Hawks have tools to make deep playoff run
As a player at New Boston and in 13 years as a head coach at Clarksville and Pleasant Grove, Billy Brewer has been a part of many great teams but has never advanced beyond the fourth round, the regional semifinals.
The Hawks playoff journey begins at 8 p.m. Tuesday night against Canton at Mount Vernon High School. The winner gets the winner of Chapel Hill-Tatum.
In seven years at PG, Brewer’s teams have always posted at least 20 wins, and have always won a bunch of playoff games, but never made it past the fieldhouse at Texas A&M-Commerce. Maybe this team, with a district 14-4A championship and No. 1 seed tucked in its back pocket, will still be standing when the final four play March 3.
Or maybe not.
“The potential to be a great team is there,” Brewer said. “Right now, we’re between being a good team and a great team. I think we’re focused now because it’s the playoffs and one bad night and you’re gone.”
Three of five starters and two key reserves joined a 10-1 team in late December after a state football championship was secured. Every night the Hawks take the court, it is obvious they are taller, stronger, better conditioned, and deeper.
Most nights, that is enough. With a run-and-gun offense and continuous full-court press, the Hawks grind down even good teams. Since the football players joined, the Hawks have gone 11-4. That includes 8-2 in a tough district that might well start the playoffs 4-0.
On other nights, Pleasant Grove looks a bunch of football players trying to play basketball. Rebounds are missed, passes go to empty spaces, no one steps out to cover the other team’s hot shooter. The two district losses came by a net margin of six points and with a combined 50 turnovers.
“They say, ‘Hey coach, we’re going to be the ones to carry you to state,’ and they can,” Brewer said. “God gave them a lot of ability, but to make a playoff run we have to play to our capabilities, we have to have that dog instinct that says, ‘Hey, let’s take this team out.’”
Over the past 15 games, a starting five coalesced. Senior Xavier Benson, a Texas Tech signee, and freshman Landon Jackson – fresh off a recruiting visit to the University of Texas – anchor a big, tough and athletic interior.

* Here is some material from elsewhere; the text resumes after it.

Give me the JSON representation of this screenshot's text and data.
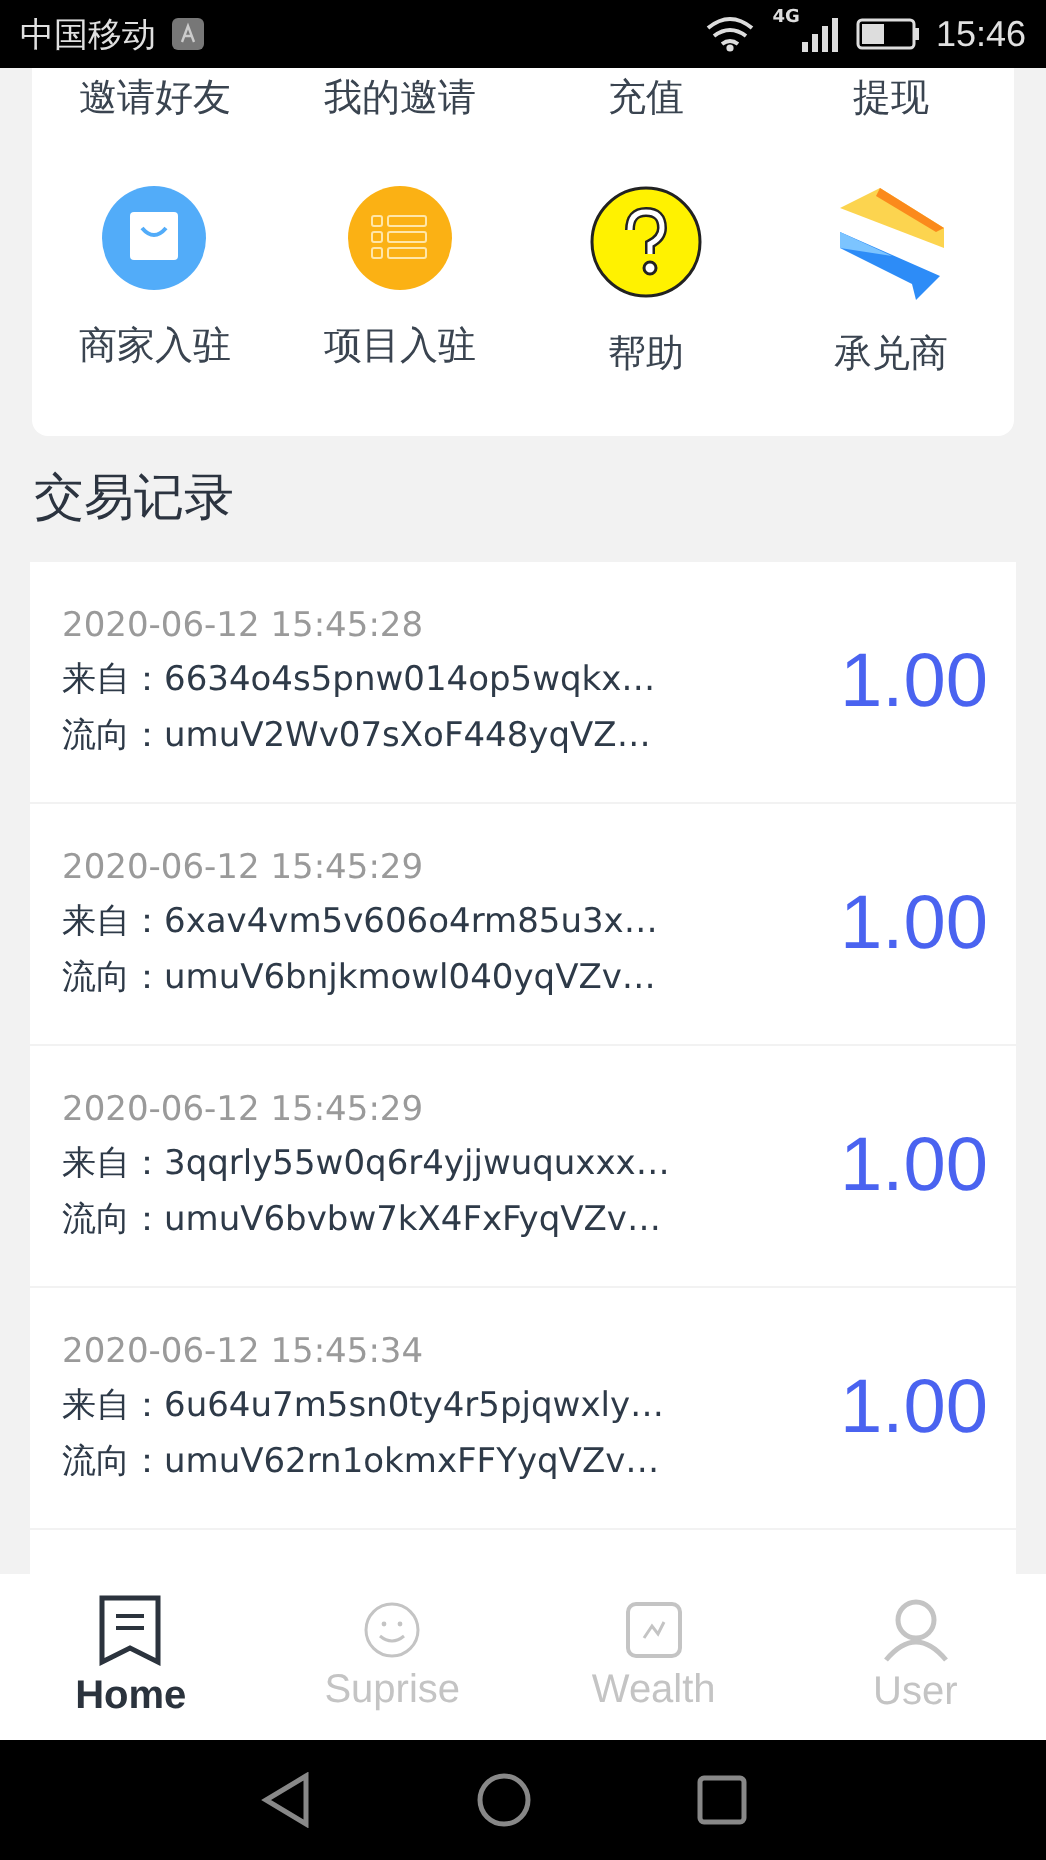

As in football, where he made the game-saving pick-six in the state championship football game, Benson is the playmaker, scoring double digits in the paint, making key rebounds and playing dogged, in-your-face defense all over the court.
“Xavier is coming into his own,” Brewer said. “He’s starting to get his basketball legs. He was getting in three workouts a day, but he’s cut back for the playoffs. He’s scoring more and really improving his defense.”

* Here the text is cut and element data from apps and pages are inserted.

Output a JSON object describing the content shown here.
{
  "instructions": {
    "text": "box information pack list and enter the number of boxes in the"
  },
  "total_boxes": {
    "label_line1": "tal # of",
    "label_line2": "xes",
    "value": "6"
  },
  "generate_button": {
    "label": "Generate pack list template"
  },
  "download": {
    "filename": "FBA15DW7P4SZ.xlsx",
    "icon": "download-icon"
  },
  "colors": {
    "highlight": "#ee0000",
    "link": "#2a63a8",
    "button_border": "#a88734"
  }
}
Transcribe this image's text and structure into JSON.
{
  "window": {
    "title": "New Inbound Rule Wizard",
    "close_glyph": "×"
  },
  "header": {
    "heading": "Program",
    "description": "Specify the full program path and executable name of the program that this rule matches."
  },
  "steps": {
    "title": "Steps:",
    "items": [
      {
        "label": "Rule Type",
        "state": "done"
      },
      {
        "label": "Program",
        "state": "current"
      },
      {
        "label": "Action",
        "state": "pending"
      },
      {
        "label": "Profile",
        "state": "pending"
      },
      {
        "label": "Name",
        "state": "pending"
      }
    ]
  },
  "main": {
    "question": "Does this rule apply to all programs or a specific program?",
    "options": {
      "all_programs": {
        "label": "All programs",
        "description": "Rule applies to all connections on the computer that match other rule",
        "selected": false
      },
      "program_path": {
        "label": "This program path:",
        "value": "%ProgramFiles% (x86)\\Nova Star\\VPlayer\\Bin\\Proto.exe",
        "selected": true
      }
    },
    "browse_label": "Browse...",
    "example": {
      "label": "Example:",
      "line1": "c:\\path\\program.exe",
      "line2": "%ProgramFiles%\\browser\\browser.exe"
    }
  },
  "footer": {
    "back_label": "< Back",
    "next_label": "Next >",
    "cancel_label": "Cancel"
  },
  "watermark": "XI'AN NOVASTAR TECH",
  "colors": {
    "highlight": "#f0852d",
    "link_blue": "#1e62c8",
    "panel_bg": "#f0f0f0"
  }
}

Jackson led in football with 11.5 sacks, 16 tackles for loss, and 23 quarterback pressures. He was third in tackles with 98, was named to the all-state third team.
At 6-foot-seven and growing, he is at once a work in progress and a highly productive player. With three to five blocks a game, he changes the other team’s defense. When he has a rebound blocked out and in his sites, there is no way to take it from him.
Assistant coach Blake Thomas, a big man himself, puts Jackson through rigorous inside-game workouts. That is starting to show in multiple ways, including in the big guy’s shooting touch.
“Landon improves every week,” Brewer said. “Once he gets his hand coordination down, he’s going to be a great player.”
On the outside are a pair of perimeter shooters. One is Aaron Harmon finished the state championship game with a pick-six as time ended. He and Cameron Wells each have put up 20-plus point games. Both are close defenders and are tall and athletic enough to crash the boards.
At point guard is senior Griffin Young, a capable court general.
“Griffin is our catalyst. He’s smart. He sees the court well. He’s a great ball handler and he takes command of the offense,” Brewer said.
When Brewer goes to the bench, there isn’t much drop-off, if any. Noah Fawbush is a first-rate guard and dependable scorer. The other two Harmon brothers, Ben and Luke, are solid players. Luke is one of the best shooters on the team.
Then there is Jackson’s big – in this case, a relative term – brother, Layton, a sophomore who is turning into a big man with guard-like grace and shooting skills.
Though Landon plans to play in the NFL, Layton takes after his father, who played four years of pro ball in Europe.
“Layton is the more pure basketball player of the two,” Brewer said. “He’s getting better every game.
“I love the way our subs play,” Brewer said. “They play with enthusiasm, with energy, and with their hearts. They come prepared to play well.”
So, is this the team?
“I think this team can go as far as it wants to go,” Brewer said. “They have so much character. Thanks to football, they learned how to win. I’m blessed to have these kids.”